What you are asked to do — Locate every line in the material below that has the word "topic". Copy each of those lines.

= = = =

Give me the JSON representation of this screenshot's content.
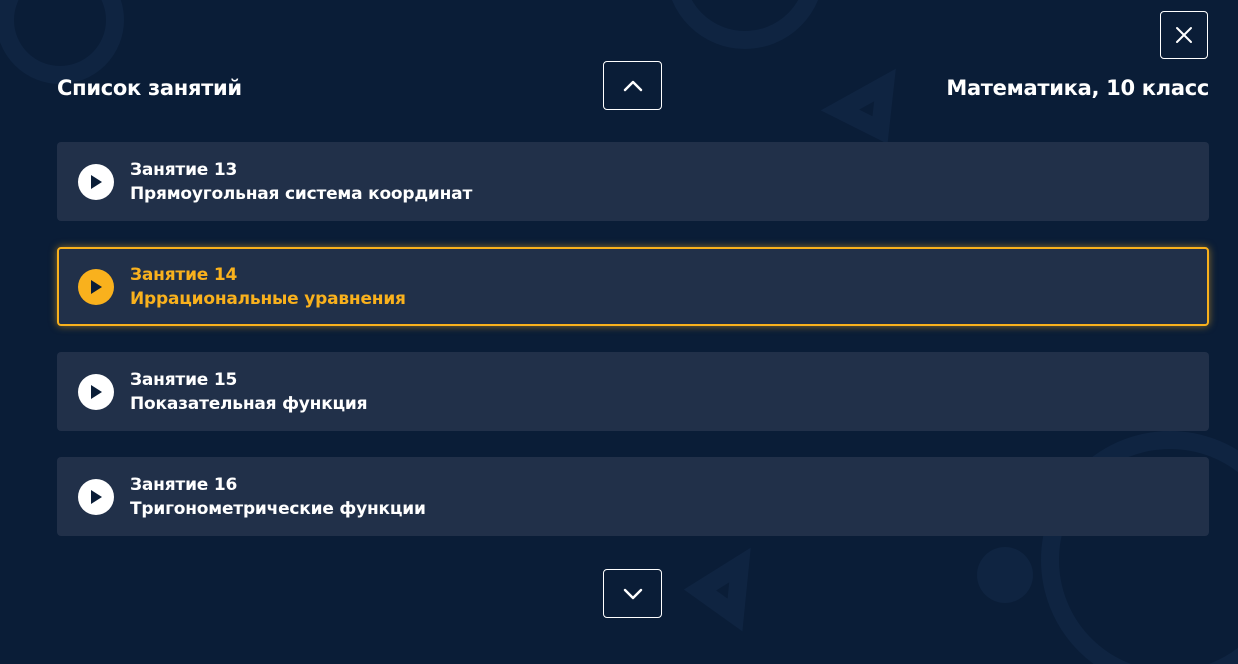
{
  "header": {
    "title": "Список занятий",
    "subject": "Математика, 10 класс"
  },
  "controls": {
    "close_icon": "close-icon",
    "up_icon": "chevron-up-icon",
    "down_icon": "chevron-down-icon"
  },
  "lessons": [
    {
      "number": "Занятие 13",
      "topic": "Прямоугольная система координат",
      "active": false
    },
    {
      "number": "Занятие 14",
      "topic": "Иррациональные уравнения",
      "active": true
    },
    {
      "number": "Занятие 15",
      "topic": "Показательная функция",
      "active": false
    },
    {
      "number": "Занятие 16",
      "topic": "Тригонометрические функции",
      "active": false
    }
  ],
  "colors": {
    "background": "#0a1d37",
    "card": "#213049",
    "accent": "#f9b11d",
    "text": "#ffffff"
  }
}
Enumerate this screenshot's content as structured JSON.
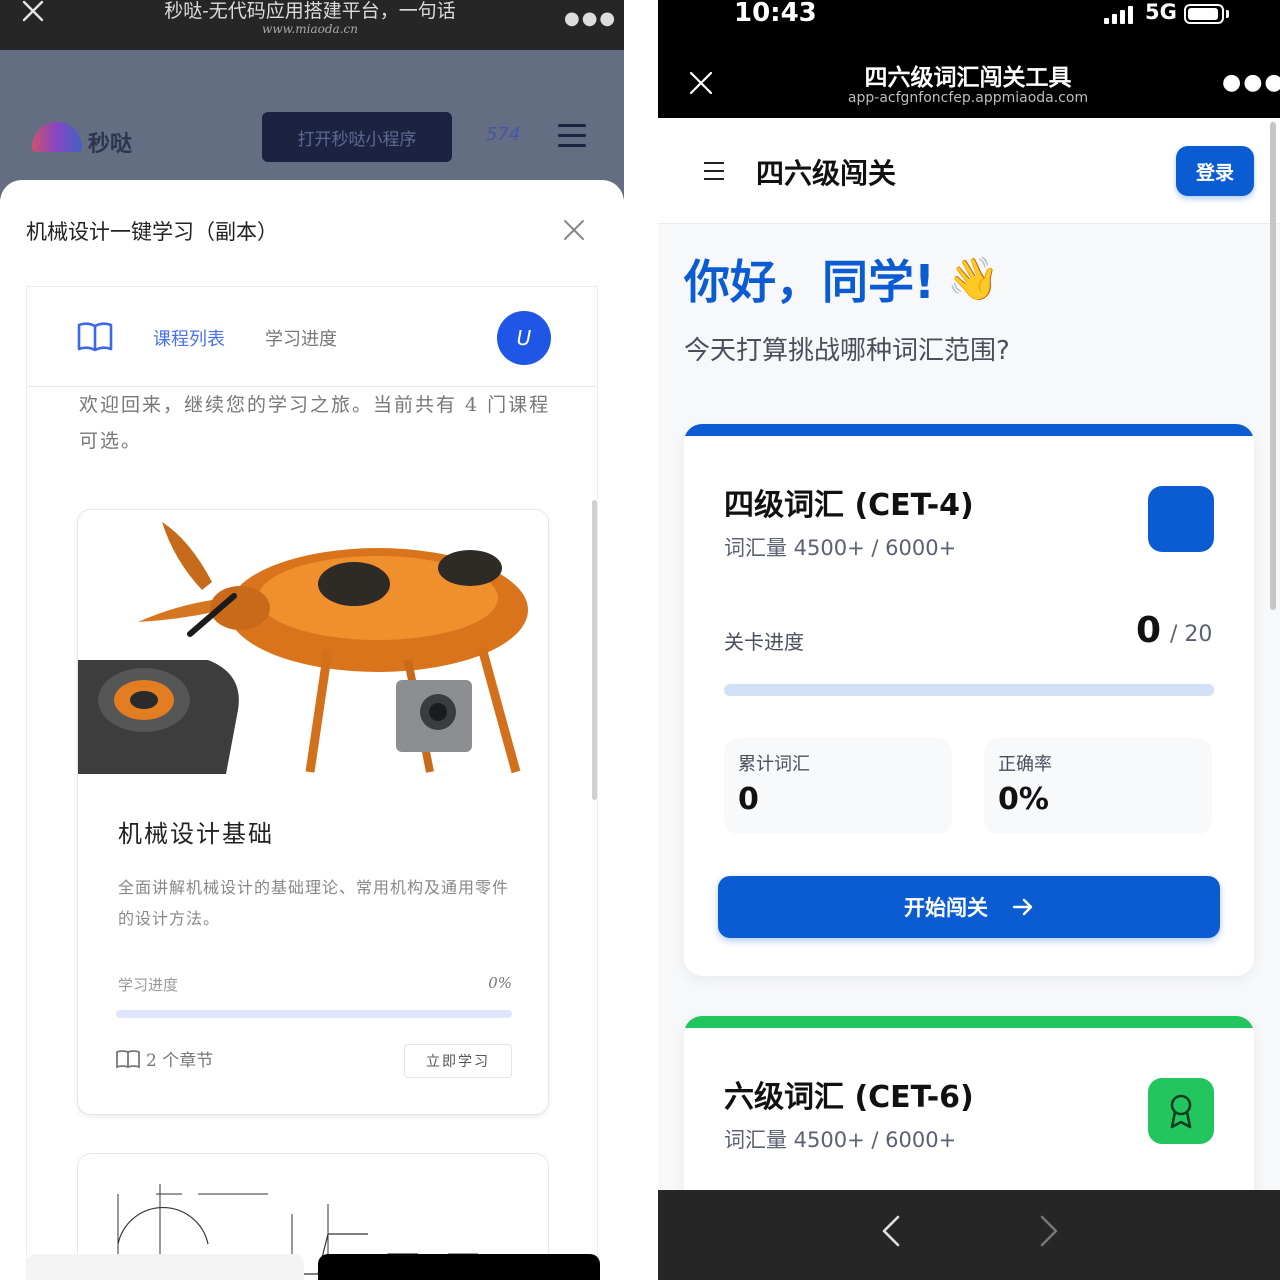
{
  "left": {
    "topbar": {
      "title": "秒哒-无代码应用搭建平台，一句话",
      "url": "www.miaoda.cn"
    },
    "header": {
      "logo_text": "秒哒",
      "open_button": "打开秒哒小程序",
      "count": "574"
    },
    "sheet": {
      "title": "机械设计一键学习（副本）",
      "nav": {
        "tab_courses": "课程列表",
        "tab_progress": "学习进度",
        "avatar_letter": "U"
      },
      "welcome": "欢迎回来，继续您的学习之旅。当前共有 4 门课程可选。",
      "course": {
        "name": "机械设计基础",
        "description": "全面讲解机械设计的基础理论、常用机构及通用零件的设计方法。",
        "progress_label": "学习进度",
        "progress_value": "0%",
        "progress_fraction": 0,
        "chapters": "2 个章节",
        "study_button": "立即学习"
      }
    }
  },
  "right": {
    "status": {
      "time": "10:43",
      "network": "5G"
    },
    "wx": {
      "title": "四六级词汇闯关工具",
      "url": "app-acfgnfoncfep.appmiaoda.com"
    },
    "header": {
      "app_name": "四六级闯关",
      "login_button": "登录"
    },
    "greeting": "你好，同学!",
    "greeting_emoji": "👋",
    "subgreeting": "今天打算挑战哪种词汇范围?",
    "cet4": {
      "title": "四级词汇 (CET-4)",
      "subtitle": "词汇量 4500+ / 6000+",
      "progress_label": "关卡进度",
      "progress_current": "0",
      "progress_total": "/ 20",
      "progress_fraction": 0,
      "stat1_label": "累计词汇",
      "stat1_value": "0",
      "stat2_label": "正确率",
      "stat2_value": "0%",
      "start_button": "开始闯关",
      "accent": "#0b5bd3"
    },
    "cet6": {
      "title": "六级词汇 (CET-6)",
      "subtitle": "词汇量 4500+ / 6000+",
      "accent": "#22c55e",
      "badge_icon": "award-icon"
    }
  }
}
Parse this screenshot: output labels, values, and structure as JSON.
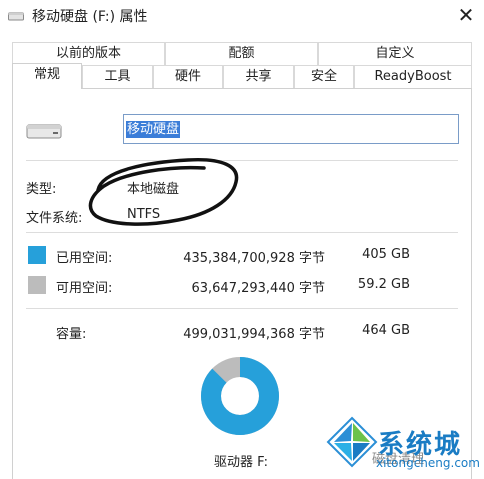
{
  "window": {
    "title": "移动硬盘 (F:) 属性",
    "close_glyph": "✕"
  },
  "tabs": {
    "row1": [
      "以前的版本",
      "配额",
      "自定义"
    ],
    "row2": [
      "常规",
      "工具",
      "硬件",
      "共享",
      "安全",
      "ReadyBoost"
    ],
    "active": "常规"
  },
  "general": {
    "drive_name": "移动硬盘",
    "type_label": "类型:",
    "type_value": "本地磁盘",
    "fs_label": "文件系统:",
    "fs_value": "NTFS",
    "used_label": "已用空间:",
    "used_bytes": "435,384,700,928 字节",
    "used_size": "405 GB",
    "free_label": "可用空间:",
    "free_bytes": "63,647,293,440 字节",
    "free_size": "59.2 GB",
    "capacity_label": "容量:",
    "capacity_bytes": "499,031,994,368 字节",
    "capacity_size": "464 GB",
    "drive_label": "驱动器 F:",
    "cleanup_partial": "磁盘清理"
  },
  "usage": {
    "used_fraction": 0.8725,
    "used_color": "#26a0da",
    "free_color": "#bcbcbc"
  },
  "watermark": {
    "cn": "系统城",
    "en": "xitongcheng.com",
    "color": "#1a7cc4"
  }
}
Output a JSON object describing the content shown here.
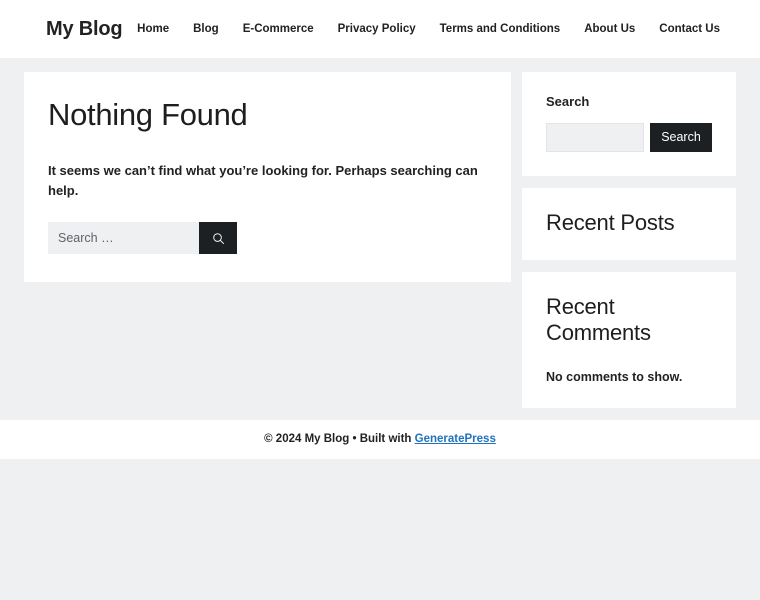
{
  "header": {
    "site_title": "My Blog",
    "nav": [
      {
        "label": "Home"
      },
      {
        "label": "Blog"
      },
      {
        "label": "E-Commerce"
      },
      {
        "label": "Privacy Policy"
      },
      {
        "label": "Terms and Conditions"
      },
      {
        "label": "About Us"
      },
      {
        "label": "Contact Us"
      }
    ]
  },
  "main": {
    "title": "Nothing Found",
    "message": "It seems we can’t find what you’re looking for. Perhaps searching can help.",
    "search": {
      "value": "",
      "placeholder": "Search …",
      "submit_icon": "search-icon"
    }
  },
  "sidebar": {
    "widgets": [
      {
        "type": "search",
        "title": "Search",
        "input_value": "",
        "input_placeholder": "",
        "button_label": "Search"
      },
      {
        "type": "recent-posts",
        "title": "Recent Posts",
        "items": []
      },
      {
        "type": "recent-comments",
        "title": "Recent Comments",
        "empty_text": "No comments to show."
      }
    ]
  },
  "footer": {
    "copyright": "© 2024 My Blog • Built with ",
    "link_label": "GeneratePress"
  },
  "colors": {
    "page_background": "#eef0f2",
    "surface": "#ffffff",
    "text": "#222222",
    "button_dark": "#1d2022",
    "link_blue": "#1e73be"
  }
}
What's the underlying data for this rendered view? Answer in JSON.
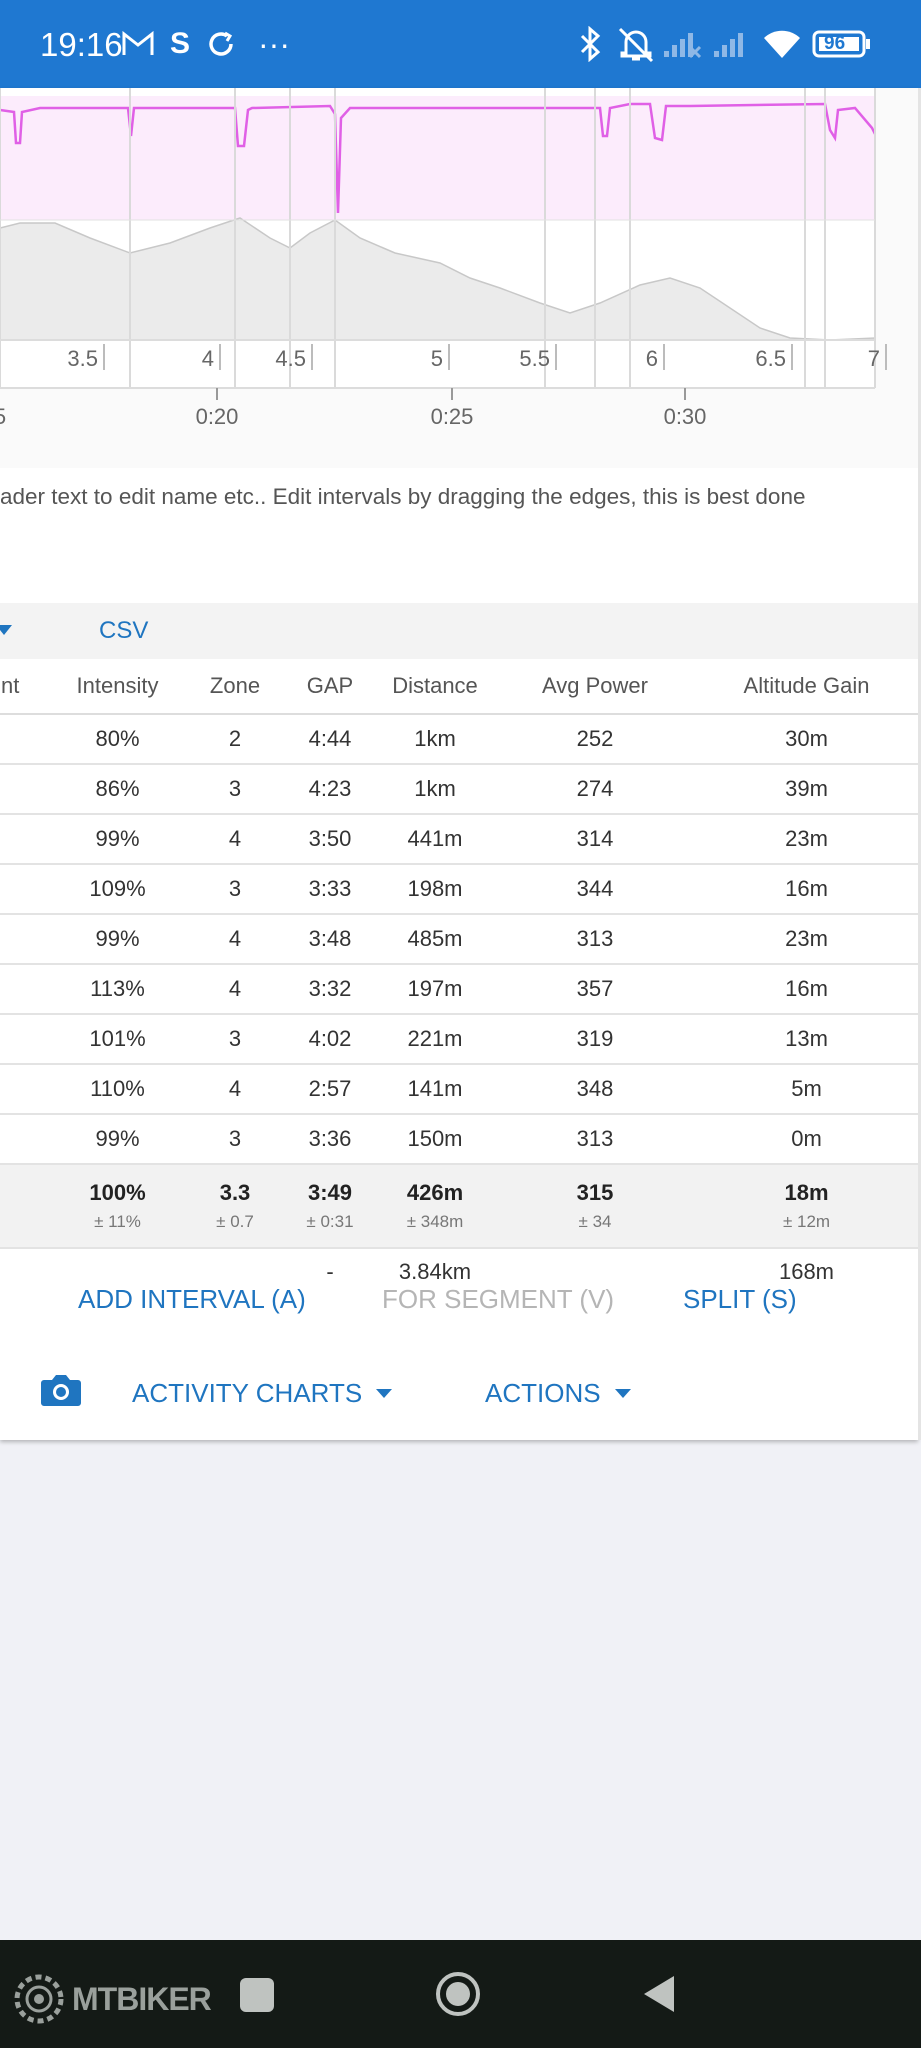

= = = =

Result of the task —
      "topic": "Прямоугольная система координат",
      "topic": "Иррациональные уравнения",
      "topic": "Показательная функция",
      "topic": "Тригонометрические функции",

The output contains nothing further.